By contrast, life in the country has been spiralling towards an all-time low in modern times. Many rural-sector economic activities have become interwoven into large-scale businesses run from cities. Agri-business is the most visible form of this change. In China, displaced factory workers from the current global economic climate seldom have viable alternative places to go. Their villages and family (and collective) farms have been radically transformed. Some rural communities have disappeared. Some have been flooded by large-scale damming of rivers. Some have been deserted by the people moving to the cities. Some have no viable natural resource base left – their land is no longer arable, their water so polluted it poisons any living thing.
Here in Australia, there has been a drought for most of the last decade. The last year has been particularly dry. Depression and suicide among farmers is at an all-time high. Family farms have been devastated by the twin effects of the drought and global financial crisis. My own family sold a country home on the shore of an irrigation reservoir whose shore-line retreated from the property in 1996 never to return. I drove over a bridge of that weir last weekend. A trickle in the original riverbed was all the water we could see, some 15 metres below the bridge. The district – once a thriving farming community – is now a tourist destination for the city-based people who can still afford their holiday homes. The local economy is now almost entirely dependant on people from Melbourne. The local water will be piped south to Melbourne when the (politically controversial) pipeline is finished next year.
The switch from private sector to the public sector of much of this activity is staggering. Billions and sometimes trillions of dollars of government debt are being clocked up to do all sorts of things today. From bailing out Wall St to supporting Motor-town to plain-old cash handouts to stimulate consumer spending. Pipelines and river-basin rescue programs are buried in huge government appropriations that do everything from building broadband networks to building bridges, schools, hospitals and train-lines. Government “stimulus” spending has become the new boom industry, Spending on a scale that even a year ago was just unthinkable is almost universally popular.

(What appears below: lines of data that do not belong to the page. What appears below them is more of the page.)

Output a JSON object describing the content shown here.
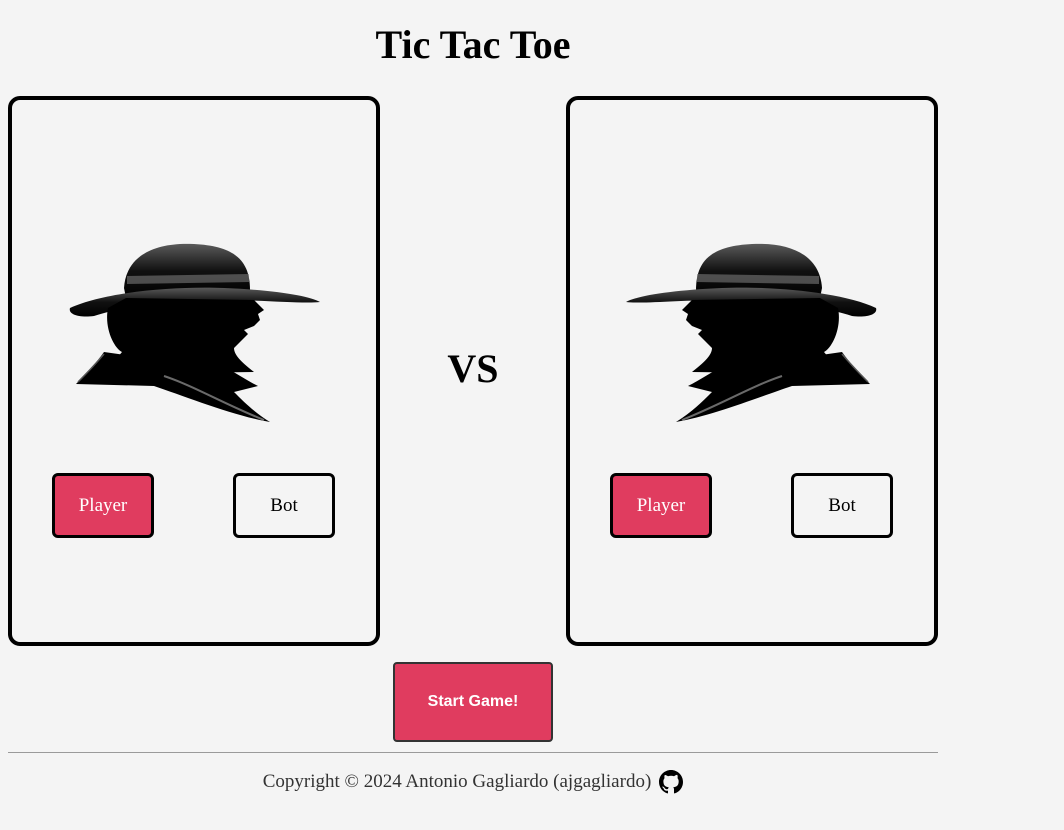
{
  "title": "Tic Tac Toe",
  "vs_label": "VS",
  "players": [
    {
      "avatar_icon": "hat-silhouette-icon",
      "options": {
        "player_label": "Player",
        "bot_label": "Bot"
      },
      "selected": "Player"
    },
    {
      "avatar_icon": "hat-silhouette-icon",
      "options": {
        "player_label": "Player",
        "bot_label": "Bot"
      },
      "selected": "Player"
    }
  ],
  "start_button": "Start Game!",
  "footer": {
    "copyright": "Copyright © 2024 Antonio Gagliardo (ajgagliardo)",
    "link_icon": "github-icon"
  },
  "colors": {
    "accent": "#e03c5f",
    "background": "#f4f4f4",
    "border": "#000000"
  }
}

For me, my Audi is just as fun to drive as my BMW but it’s 30% more fuel-efficient and 35% less-polluting (at about the same price). My Mac is much more fun to use and is faster and greener than my PC at about twice the price. My new job is much more satisfying than my old one because the customer is buying. I like Obama much more than Bush despite the fact that I’m centre-right politically. I’m one of those many millions of people who contributed to his election campaign last year. Despite being a paid-up member of the Liberal Party here in Australia, I take my hat off to Mr. Rudd (and Mr. Swan) for their performance in very tough circumstances.
I feel very fortunate that I live in Australia and I work for a global company that’s in great shape. I get a lot of people asking me for advise (and sometimes for a job). I can’t say I saw this all coming but I knew something was going to happen, so I made some changes in anticipation. I’m so glad it turned out the way it did. I can’t imagine what it must be like to be in other places that’ve been much more harshly affected.